The estate’s cellar is hypogeal, stretching beneath a hill. It’s almost perfectly hidden except for two old thermal chimneys that move according to the wind and allow the natural cooling of the underground space. Their shape appears almost as a kinetic sculpture that pays tribute to Blaise de Monluc, a French marshal who defended Siena in 1555. (In fact, part of the estate extends on the hill of Montluc.)

In the cellar (which has a lower than average energy footprint), Fratton pointed out large terracotta jars and amphorae, telling us they are experimenting with a very ancient technique for making wine. “I call this process in the amphora ‘ancestral winemaking,'” he explains. “We took whole bunches of Sangiovese grapes, put them in the amphora, then we crushed them by hand very gently. Then we separated the pomace from the wine, and the wine was put back into the jars. We still don’t know if we will make a new wine out of this experiment, but in my opinion, it is delicious!”


A vast estate of 900 hectares boasting vineyards and woods, CastelGiocondo belongs to the Frescobaldi family, who have been producing wines since 1300. In the 1980s, they became the owners of the CastelGiocondo hill, one of the most historical estates in Montalcino. Located in the southwest of Montalcino, this estate enjoys fresh winds that help its 187 hectares of vineyards to produce fruit that results in structured, elegant and refined wines.

The massive wine production facility allows visitors to see every step of the process.
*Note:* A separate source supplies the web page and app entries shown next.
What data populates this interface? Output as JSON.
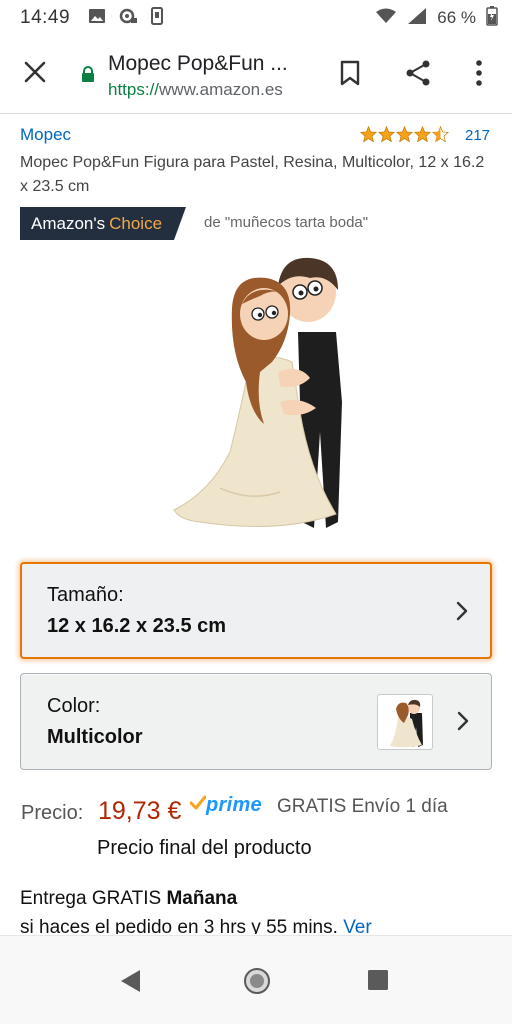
{
  "status": {
    "time": "14:49",
    "battery": "66 %",
    "icons": [
      "image-icon",
      "sync-icon",
      "vibrate-icon",
      "wifi-icon",
      "signal-icon",
      "battery-icon"
    ]
  },
  "browser": {
    "page_title": "Mopec Pop&Fun ...",
    "url_scheme": "https://",
    "url_host": "www.amazon.es",
    "icons": [
      "close-icon",
      "lock-icon",
      "bookmark-icon",
      "share-icon",
      "more-vert-icon"
    ]
  },
  "product": {
    "brand": "Mopec",
    "rating_stars": 4.5,
    "rating_count": "217",
    "title": "Mopec Pop&Fun Figura para Pastel, Resina, Multicolor, 12 x 16.2 x 23.5 cm",
    "badge_main": "Amazon's",
    "badge_accent": "Choice",
    "badge_context": "de \"muñecos tarta boda\""
  },
  "selectors": {
    "size": {
      "label": "Tamaño:",
      "value": "12 x 16.2 x 23.5 cm"
    },
    "color": {
      "label": "Color:",
      "value": "Multicolor"
    }
  },
  "price": {
    "label": "Precio:",
    "value": "19,73 €",
    "prime": "prime",
    "shipping": "GRATIS Envío 1 día",
    "note": "Precio final del producto"
  },
  "delivery": {
    "prefix": "Entrega GRATIS",
    "day": "Mañana",
    "sub": "si haces el pedido en 3 hrs y 55 mins.",
    "link": "Ver"
  },
  "colors": {
    "link": "#0066c0",
    "price": "#b12704",
    "badge_bg": "#232f3e",
    "badge_accent": "#f3a847",
    "prime": "#1a98ff",
    "focus": "#e77600"
  }
}
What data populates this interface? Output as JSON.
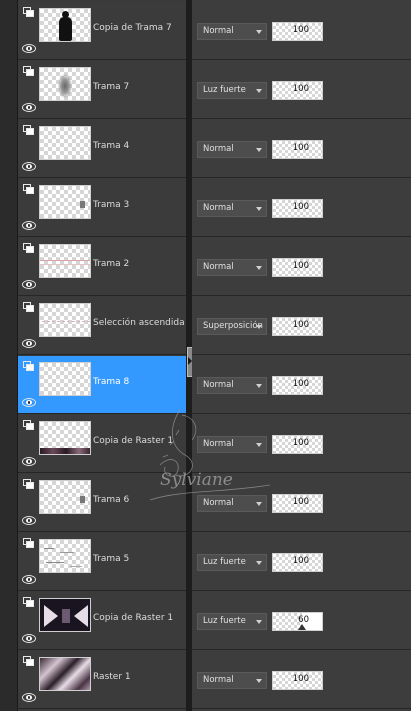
{
  "layers": [
    {
      "name": "Copia de Trama 7",
      "blend": "Normal",
      "opacity": 100,
      "selected": false,
      "thumb": "figure"
    },
    {
      "name": "Trama 7",
      "blend": "Luz fuerte",
      "opacity": 100,
      "selected": false,
      "thumb": "blur"
    },
    {
      "name": "Trama 4",
      "blend": "Normal",
      "opacity": 100,
      "selected": false,
      "thumb": "empty"
    },
    {
      "name": "Trama 3",
      "blend": "Normal",
      "opacity": 100,
      "selected": false,
      "thumb": "small"
    },
    {
      "name": "Trama 2",
      "blend": "Normal",
      "opacity": 100,
      "selected": false,
      "thumb": "lines"
    },
    {
      "name": "Selección ascendida",
      "blend": "Superposición",
      "opacity": 100,
      "selected": false,
      "thumb": "dashes"
    },
    {
      "name": "Trama 8",
      "blend": "Normal",
      "opacity": 100,
      "selected": true,
      "thumb": "empty"
    },
    {
      "name": "Copia de Raster 1",
      "blend": "Normal",
      "opacity": 100,
      "selected": false,
      "thumb": "bottomdark"
    },
    {
      "name": "Trama 6",
      "blend": "Normal",
      "opacity": 100,
      "selected": false,
      "thumb": "small"
    },
    {
      "name": "Trama 5",
      "blend": "Luz fuerte",
      "opacity": 100,
      "selected": false,
      "thumb": "scatter"
    },
    {
      "name": "Copia de Raster 1",
      "blend": "Luz fuerte",
      "opacity": 60,
      "selected": false,
      "thumb": "arrows"
    },
    {
      "name": "Raster 1",
      "blend": "Normal",
      "opacity": 100,
      "selected": false,
      "thumb": "pattern"
    }
  ],
  "watermark": "Sylviane",
  "colors": {
    "selection": "#3399ff",
    "panel": "#3b3b3b"
  },
  "icons": {
    "layer_type": "raster-layer-icon",
    "visibility": "eye-icon",
    "splitter": "chevron-right-icon"
  }
}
Spontaneous fermentation takes place in large steel tanks, then it is aged in large Slavonian oak barrels, after which it rests in cement vats until it’s bottled. Every material their Brunello comes into contact with contributes to a fundamental phase of maturation. “This estate is like a puzzle,” says Teresa Giannelli, our guide at the winery. “Each piece has its own characteristics. To preserve them at their best, each vat contains grapes from a single vineyard and will be treated differently depending on the location and terroir.”

The estate’s cellar, where the barrels live, is stunning. A series of arches (reminiscent of Gaudi’s architecture) leads to a collection of artworks that exists as a mini gallery. This space is the result of Artisti per Frescobaldi, an initiative started in 2013 by Tiziana Frescobaldi. For each edition, three artists are invited for a residency, during which they create work inspired by CastelGiocondo and a label for a limited edition of 333 bottles.

At the top of the CastelGiocondo hill sit buildings of Renaissance origin. One has been transformed into a reception area with seven rooms and is surrounded by terraces, a rose garden and a vegetable garden. Not far is a little church, spa and a restaurant reserved for guests. There, we tasted many wines, with CastelGiocondo Brunello di Montalcino 2016 the standout. This wine feels ancient, thanks to its richness, in which one can recognize the rock, wood, wind, stories and the myths of the Tuscan countryside.

Contact these and other wineries in the region for information about visits.

Images courtesy of respective wineries, hero image courtesy of CastelGiocondo